Records from a data source
------

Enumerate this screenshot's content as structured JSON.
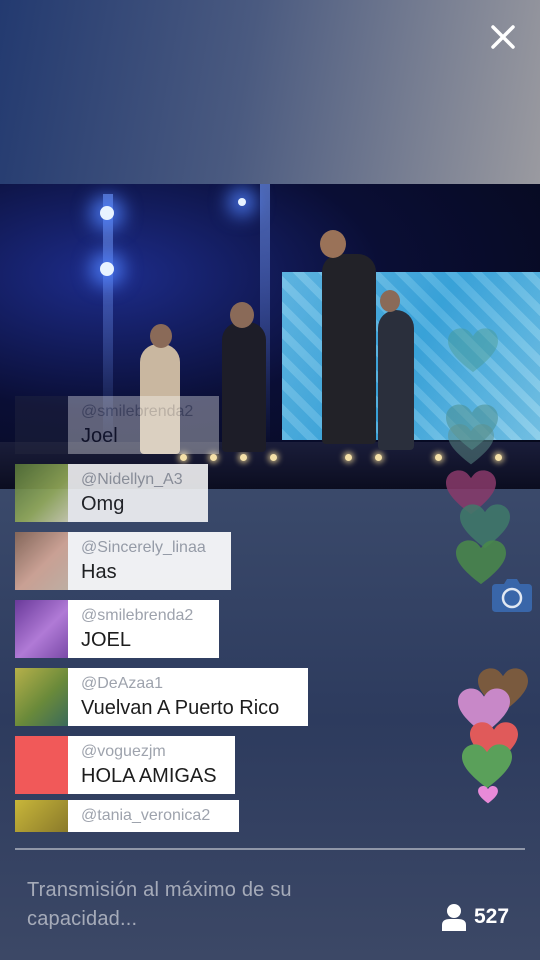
{
  "header": {
    "close_icon": "close-icon (×)"
  },
  "comments": [
    {
      "user": "@smilebrenda2",
      "message": "Joel",
      "avatar_color": "#2a2d42",
      "faded": true
    },
    {
      "user": "@Nidellyn_A3",
      "message": "Omg",
      "avatar_color": "#7aa04a"
    },
    {
      "user": "@Sincerely_linaa",
      "message": "Has",
      "avatar_color": "#b98a7a"
    },
    {
      "user": "@smilebrenda2",
      "message": "JOEL",
      "avatar_color": "#8a4fb3"
    },
    {
      "user": "@DeAzaa1",
      "message": "Vuelvan A Puerto Rico",
      "avatar_color": "#8fa23e"
    },
    {
      "user": "@voguezjm",
      "message": "HOLA AMIGAS",
      "avatar_color": "#f15959"
    },
    {
      "user": "@tania_veronica2",
      "message": "",
      "avatar_color": "#c8b63a"
    }
  ],
  "hearts": {
    "colors": [
      "#4a8e8e",
      "#4a9a8e",
      "#5e8f8a",
      "#8a3a6a",
      "#3f7a6a",
      "#4a8a4a",
      "#7a5a3e",
      "#c888c8",
      "#e05a5a",
      "#5aa05a",
      "#e88ad8"
    ]
  },
  "camera_button": {
    "icon": "camera-icon",
    "color": "#3a6ab0"
  },
  "footer": {
    "status": "Transmisión al máximo de su capacidad...",
    "viewer_icon": "person-icon",
    "viewer_count": "527"
  }
}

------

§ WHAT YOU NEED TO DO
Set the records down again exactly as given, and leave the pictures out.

§ SOLUTION TO THE PROBLEM
Enumerate this screenshot's content as structured JSON.
{
  "header": {
    "close_icon": "close-icon (×)"
  },
  "comments": [
    {
      "user": "@smilebrenda2",
      "message": "Joel",
      "avatar_color": "#2a2d42",
      "faded": true
    },
    {
      "user": "@Nidellyn_A3",
      "message": "Omg",
      "avatar_color": "#7aa04a"
    },
    {
      "user": "@Sincerely_linaa",
      "message": "Has",
      "avatar_color": "#b98a7a"
    },
    {
      "user": "@smilebrenda2",
      "message": "JOEL",
      "avatar_color": "#8a4fb3"
    },
    {
      "user": "@DeAzaa1",
      "message": "Vuelvan A Puerto Rico",
      "avatar_color": "#8fa23e"
    },
    {
      "user": "@voguezjm",
      "message": "HOLA AMIGAS",
      "avatar_color": "#f15959"
    },
    {
      "user": "@tania_veronica2",
      "message": "",
      "avatar_color": "#c8b63a"
    }
  ],
  "hearts": {
    "colors": [
      "#4a8e8e",
      "#4a9a8e",
      "#5e8f8a",
      "#8a3a6a",
      "#3f7a6a",
      "#4a8a4a",
      "#7a5a3e",
      "#c888c8",
      "#e05a5a",
      "#5aa05a",
      "#e88ad8"
    ]
  },
  "camera_button": {
    "icon": "camera-icon",
    "color": "#3a6ab0"
  },
  "footer": {
    "status": "Transmisión al máximo de su capacidad...",
    "viewer_icon": "person-icon",
    "viewer_count": "527"
  }
}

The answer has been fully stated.